(Beginning of Data records)

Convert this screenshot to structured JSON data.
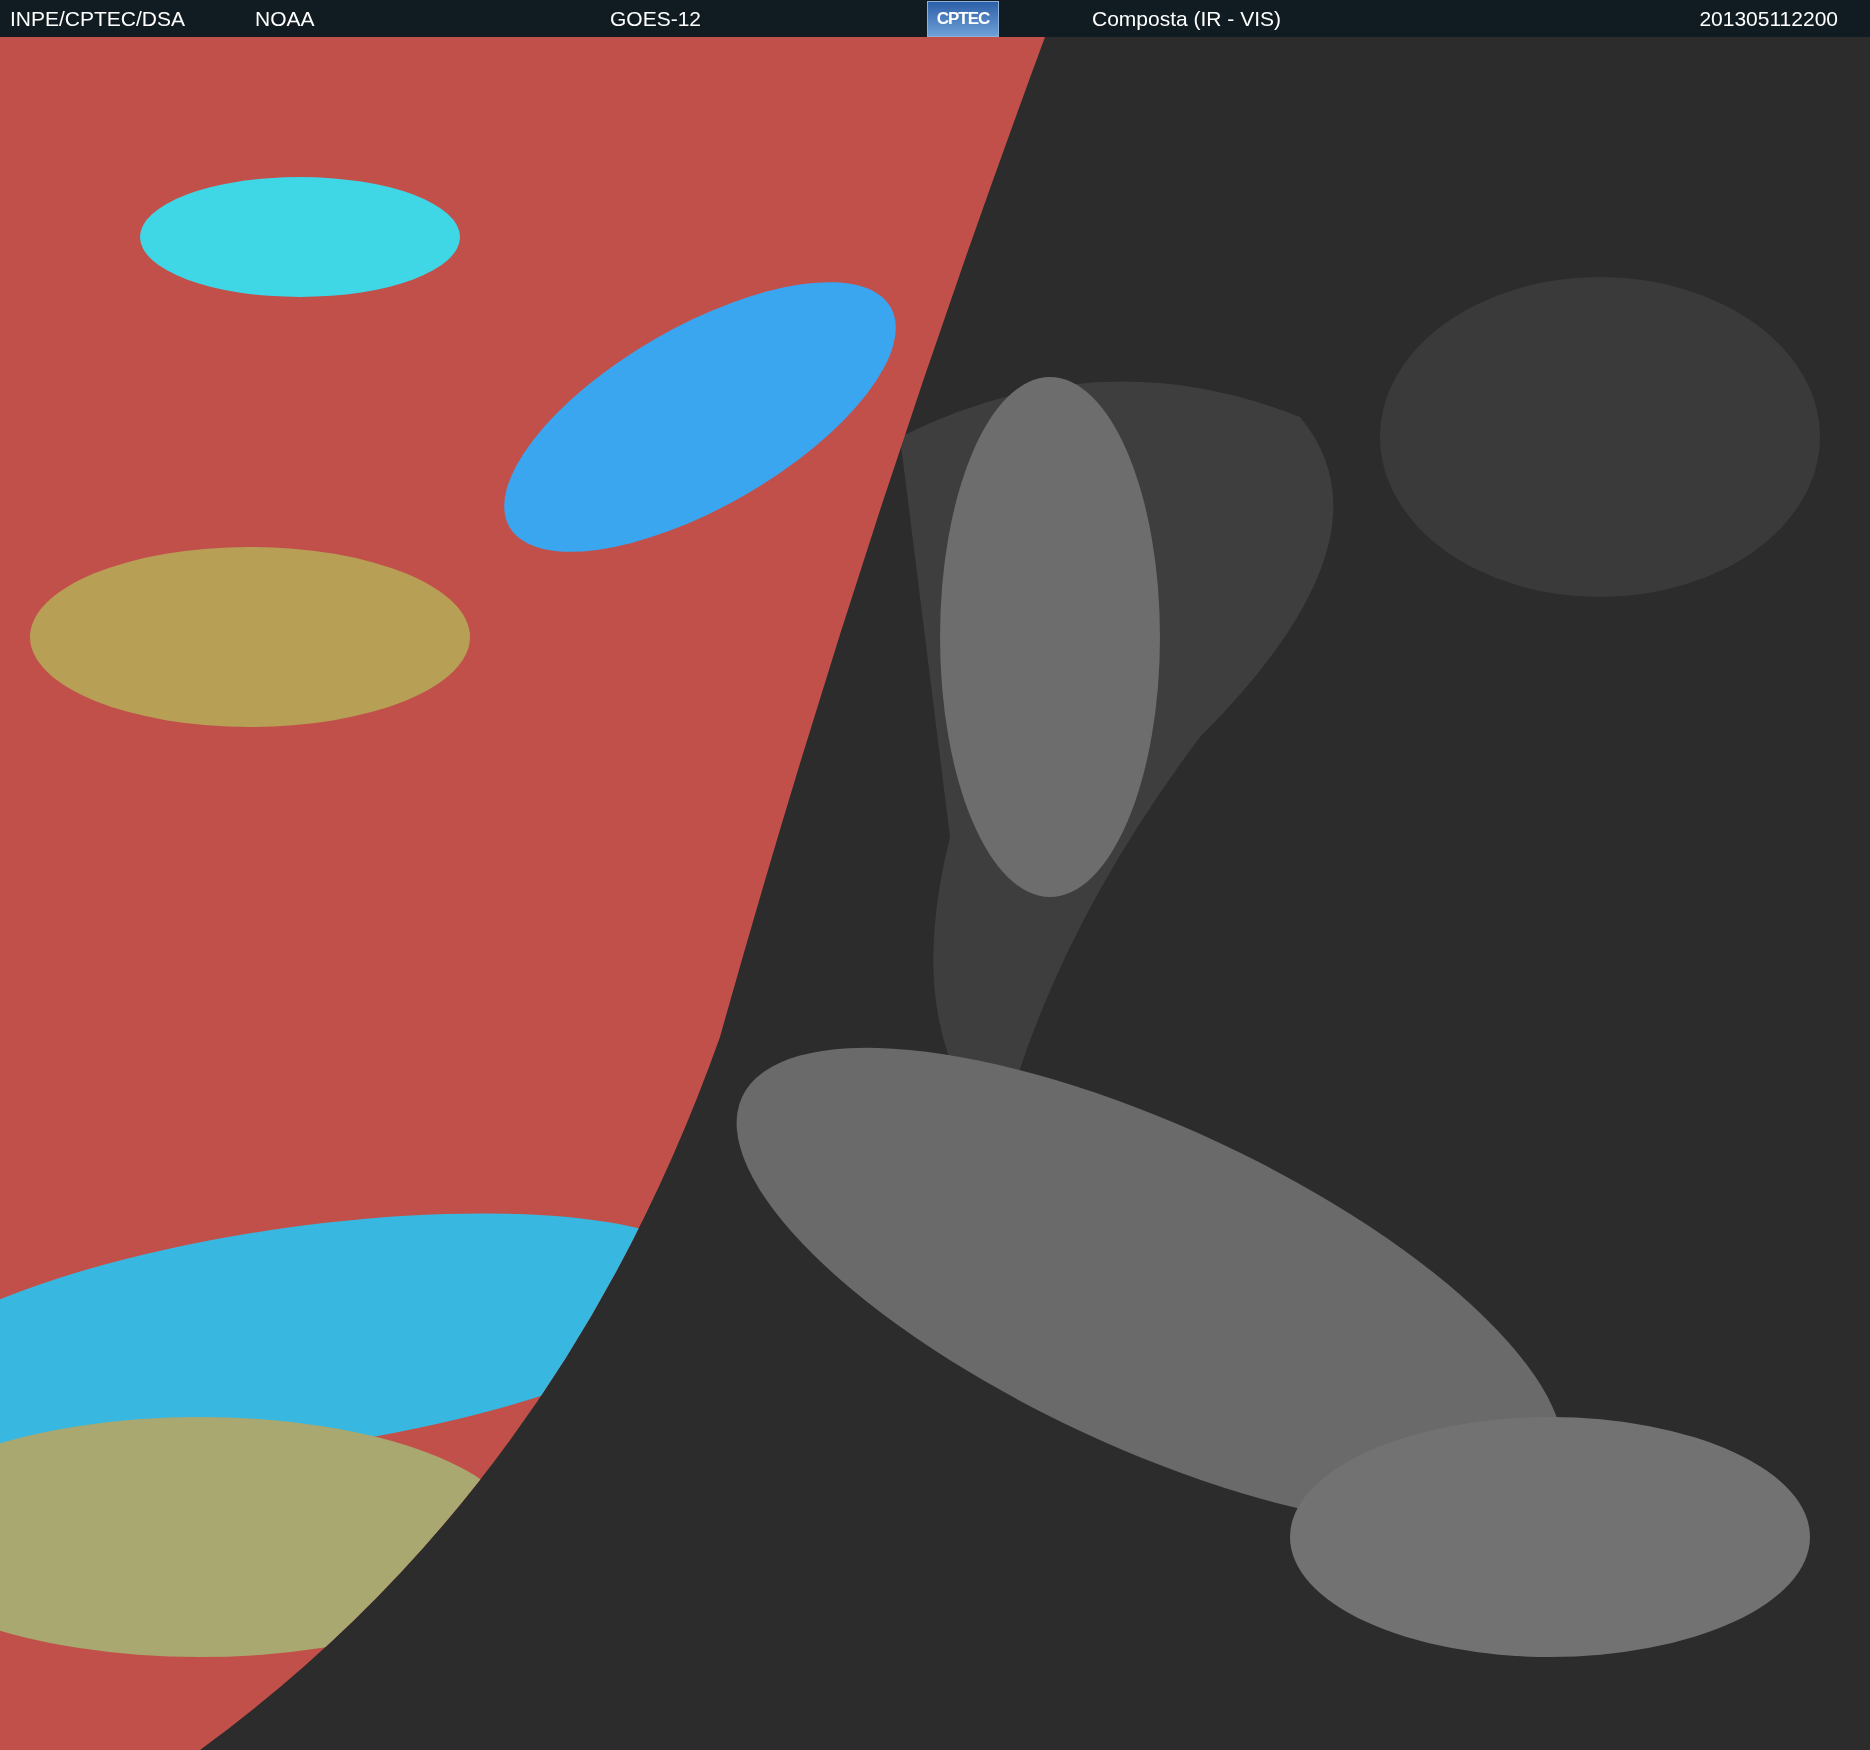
{
  "header": {
    "source": "INPE/CPTEC/DSA",
    "agency": "NOAA",
    "satellite": "GOES-12",
    "logo": "CPTEC",
    "product": "Composta (IR - VIS)",
    "timestamp": "201305112200"
  }
}
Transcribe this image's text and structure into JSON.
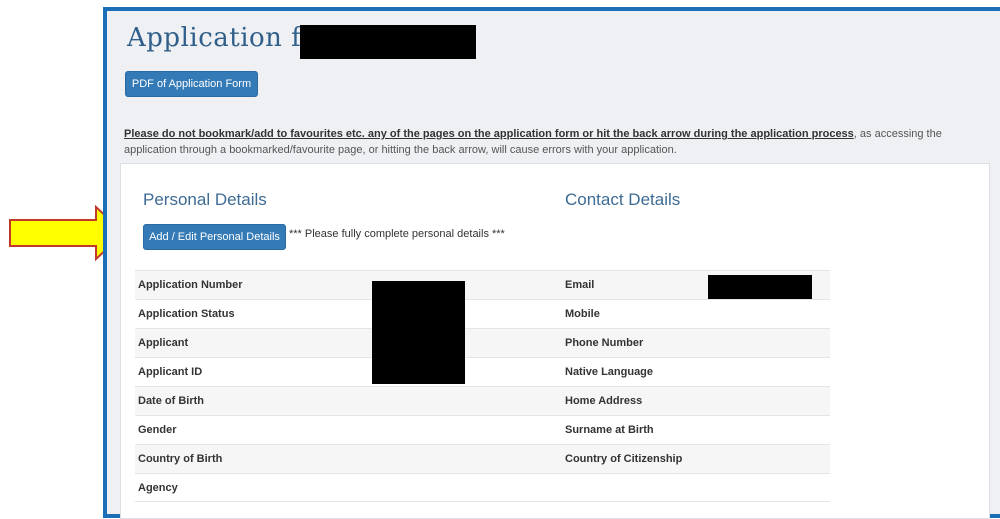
{
  "page": {
    "title": "Application for",
    "pdf_button": "PDF of Application Form",
    "notice_bold": "Please do not bookmark/add to favourites etc. any of the pages on the application form or hit the back arrow during the application process",
    "notice_rest": ", as accessing the application through a bookmarked/favourite page, or hitting the back arrow, will cause errors with your application."
  },
  "personal": {
    "heading": "Personal Details",
    "edit_button": "Add / Edit Personal Details",
    "requirement": "*** Please fully complete personal details ***",
    "fields": [
      "Application Number",
      "Application Status",
      "Applicant",
      "Applicant ID",
      "Date of Birth",
      "Gender",
      "Country of Birth",
      "Agency"
    ]
  },
  "contact": {
    "heading": "Contact Details",
    "fields": [
      "Email",
      "Mobile",
      "Phone Number",
      "Native Language",
      "Home Address",
      "Surname at Birth",
      "Country of Citizenship",
      ""
    ]
  },
  "colors": {
    "frame": "#1b6fb7",
    "button": "#337ab7",
    "arrow_fill": "#ffff00",
    "arrow_stroke": "#c0392b"
  }
}
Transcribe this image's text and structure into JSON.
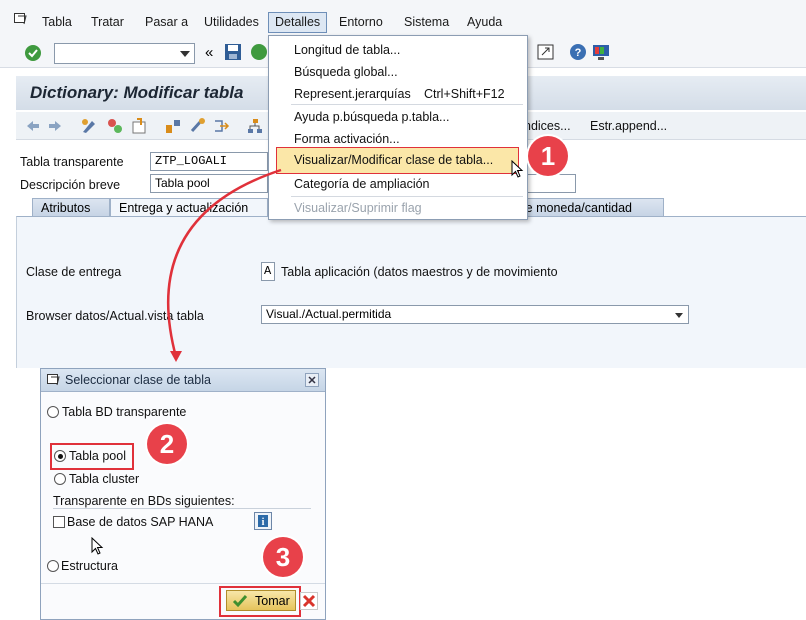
{
  "menubar": {
    "items": [
      {
        "label": "Tabla"
      },
      {
        "label": "Tratar"
      },
      {
        "label": "Pasar a"
      },
      {
        "label": "Utilidades"
      },
      {
        "label": "Detalles"
      },
      {
        "label": "Entorno"
      },
      {
        "label": "Sistema"
      },
      {
        "label": "Ayuda"
      }
    ]
  },
  "page": {
    "title": "Dictionary: Modificar tabla"
  },
  "apptoolbar": {
    "indices_label": "ndices...",
    "estr_append_label": "Estr.append..."
  },
  "fields": {
    "table_label": "Tabla transparente",
    "table_value": "ZTP_LOGALI",
    "desc_label": "Descripción breve",
    "desc_value": "Tabla pool"
  },
  "tabs": [
    {
      "label": "Atributos"
    },
    {
      "label": "Entrega y actualización"
    },
    {
      "label": "s de moneda/cantidad"
    }
  ],
  "delivery": {
    "class_label": "Clase de entrega",
    "class_code": "A",
    "class_text": "Tabla aplicación (datos maestros y de movimiento",
    "browser_label": "Browser datos/Actual.vista tabla",
    "browser_value": "Visual./Actual.permitida"
  },
  "detalles_menu": {
    "items": [
      {
        "label": "Longitud de tabla..."
      },
      {
        "label": "Búsqueda global..."
      },
      {
        "label": "Represent.jerarquías",
        "shortcut": "Ctrl+Shift+F12"
      },
      {
        "label": "Ayuda p.búsqueda p.tabla..."
      },
      {
        "label": "Forma activación..."
      },
      {
        "label": "Visualizar/Modificar clase de tabla..."
      },
      {
        "label": "Categoría de ampliación"
      },
      {
        "label": "Visualizar/Suprimir flag"
      }
    ]
  },
  "dialog": {
    "title": "Seleccionar clase de tabla",
    "radio_transparent": "Tabla BD transparente",
    "radio_pool": "Tabla pool",
    "radio_cluster": "Tabla cluster",
    "section_label": "Transparente en BDs siguientes:",
    "check_hana": "Base de datos SAP HANA",
    "radio_structure": "Estructura",
    "ok_label": "Tomar",
    "selected": "Tabla pool"
  },
  "callouts": [
    "1",
    "2",
    "3"
  ],
  "colors": {
    "highlight": "#e0313a",
    "menu_hover": "#fbe7a8",
    "title_bg": "#d4dde8"
  }
}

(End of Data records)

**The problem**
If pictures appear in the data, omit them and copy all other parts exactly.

**Completed task**
Convert this screenshot to structured JSON data.
{
  "header": {
    "source": "INPE/CPTEC/DSA",
    "agency": "NOAA",
    "satellite": "GOES-12",
    "logo": "CPTEC",
    "product": "Composta (IR - VIS)",
    "timestamp": "201305112200"
  }
}
Transcribe this image's text and structure into JSON.
{
  "page": {
    "title": "Application for",
    "pdf_button": "PDF of Application Form",
    "notice_bold": "Please do not bookmark/add to favourites etc. any of the pages on the application form or hit the back arrow during the application process",
    "notice_rest": ", as accessing the application through a bookmarked/favourite page, or hitting the back arrow, will cause errors with your application."
  },
  "personal": {
    "heading": "Personal Details",
    "edit_button": "Add / Edit Personal Details",
    "requirement": "*** Please fully complete personal details ***",
    "fields": [
      "Application Number",
      "Application Status",
      "Applicant",
      "Applicant ID",
      "Date of Birth",
      "Gender",
      "Country of Birth",
      "Agency"
    ]
  },
  "contact": {
    "heading": "Contact Details",
    "fields": [
      "Email",
      "Mobile",
      "Phone Number",
      "Native Language",
      "Home Address",
      "Surname at Birth",
      "Country of Citizenship",
      ""
    ]
  },
  "colors": {
    "frame": "#1b6fb7",
    "button": "#337ab7",
    "arrow_fill": "#ffff00",
    "arrow_stroke": "#c0392b"
  }
}
Transcribe this image's text and structure into JSON.
{
  "menubar": {
    "items": [
      {
        "label": "Tabla"
      },
      {
        "label": "Tratar"
      },
      {
        "label": "Pasar a"
      },
      {
        "label": "Utilidades"
      },
      {
        "label": "Detalles"
      },
      {
        "label": "Entorno"
      },
      {
        "label": "Sistema"
      },
      {
        "label": "Ayuda"
      }
    ]
  },
  "page": {
    "title": "Dictionary: Modificar tabla"
  },
  "apptoolbar": {
    "indices_label": "ndices...",
    "estr_append_label": "Estr.append..."
  },
  "fields": {
    "table_label": "Tabla transparente",
    "table_value": "ZTP_LOGALI",
    "desc_label": "Descripción breve",
    "desc_value": "Tabla pool"
  },
  "tabs": [
    {
      "label": "Atributos"
    },
    {
      "label": "Entrega y actualización"
    },
    {
      "label": "s de moneda/cantidad"
    }
  ],
  "delivery": {
    "class_label": "Clase de entrega",
    "class_code": "A",
    "class_text": "Tabla aplicación (datos maestros y de movimiento",
    "browser_label": "Browser datos/Actual.vista tabla",
    "browser_value": "Visual./Actual.permitida"
  },
  "detalles_menu": {
    "items": [
      {
        "label": "Longitud de tabla..."
      },
      {
        "label": "Búsqueda global..."
      },
      {
        "label": "Represent.jerarquías",
        "shortcut": "Ctrl+Shift+F12"
      },
      {
        "label": "Ayuda p.búsqueda p.tabla..."
      },
      {
        "label": "Forma activación..."
      },
      {
        "label": "Visualizar/Modificar clase de tabla..."
      },
      {
        "label": "Categoría de ampliación"
      },
      {
        "label": "Visualizar/Suprimir flag"
      }
    ]
  },
  "dialog": {
    "title": "Seleccionar clase de tabla",
    "radio_transparent": "Tabla BD transparente",
    "radio_pool": "Tabla pool",
    "radio_cluster": "Tabla cluster",
    "section_label": "Transparente en BDs siguientes:",
    "check_hana": "Base de datos SAP HANA",
    "radio_structure": "Estructura",
    "ok_label": "Tomar",
    "selected": "Tabla pool"
  },
  "callouts": [
    "1",
    "2",
    "3"
  ],
  "colors": {
    "highlight": "#e0313a",
    "menu_hover": "#fbe7a8",
    "title_bg": "#d4dde8"
  }
}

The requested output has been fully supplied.